Article
We did a systematic review of reviews with evidence on the effectiveness of prevention, early intervention, harm reduction, and treatment of problem use in young people for tobacco, alcohol, and illicit drugs (eg, cannabis, opioids, amphetamines, or cocaine). Taxation, public consumption bans, advertising restrictions, and minimum legal age are effective measures to reduce alcohol and tobacco use, but are not available to target illicit drugs. Interpretation of the available evidence for school-based prevention is affected by methodological issues; interventions that incorporate skills training are more likely to be effective than information provision—which is ineffective. Social norms and brief interventions to reduce substance use in young people do not have strong evidence of effectiveness. Roadside drug testing and interventions to reduce injection-related harms have a moderate-to-large effect, but additional research with young people is needed.
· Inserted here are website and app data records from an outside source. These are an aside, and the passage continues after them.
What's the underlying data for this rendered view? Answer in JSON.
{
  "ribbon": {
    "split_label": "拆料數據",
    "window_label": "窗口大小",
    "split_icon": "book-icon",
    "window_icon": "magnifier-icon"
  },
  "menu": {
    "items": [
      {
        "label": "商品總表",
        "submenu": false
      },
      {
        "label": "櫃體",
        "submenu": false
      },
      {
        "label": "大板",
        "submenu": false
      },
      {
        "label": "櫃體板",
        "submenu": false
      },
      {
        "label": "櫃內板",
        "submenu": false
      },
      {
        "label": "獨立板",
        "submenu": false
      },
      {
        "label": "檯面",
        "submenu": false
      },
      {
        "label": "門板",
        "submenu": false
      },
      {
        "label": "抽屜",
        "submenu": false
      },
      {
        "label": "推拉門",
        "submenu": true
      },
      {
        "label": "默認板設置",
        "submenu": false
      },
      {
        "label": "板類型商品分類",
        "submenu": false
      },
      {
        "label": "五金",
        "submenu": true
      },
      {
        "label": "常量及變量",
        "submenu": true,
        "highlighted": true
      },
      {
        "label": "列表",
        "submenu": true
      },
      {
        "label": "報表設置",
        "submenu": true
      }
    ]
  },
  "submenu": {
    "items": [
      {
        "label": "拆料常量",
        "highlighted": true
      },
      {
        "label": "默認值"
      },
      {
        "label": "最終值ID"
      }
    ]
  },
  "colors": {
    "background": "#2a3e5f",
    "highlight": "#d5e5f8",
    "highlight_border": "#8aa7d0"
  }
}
Scarce availability of research on interventions for problematic substance use in young people indicates the need to test interventions that are effective with adults in young people. Existing evidence is from high-income countries, with uncertain applicability in other countries and cultures and in subpopulations differing in sex, age, and risk status. Concerted efforts are needed to increase the evidence base on interventions that aim to reduce the high burden of substance use in young people.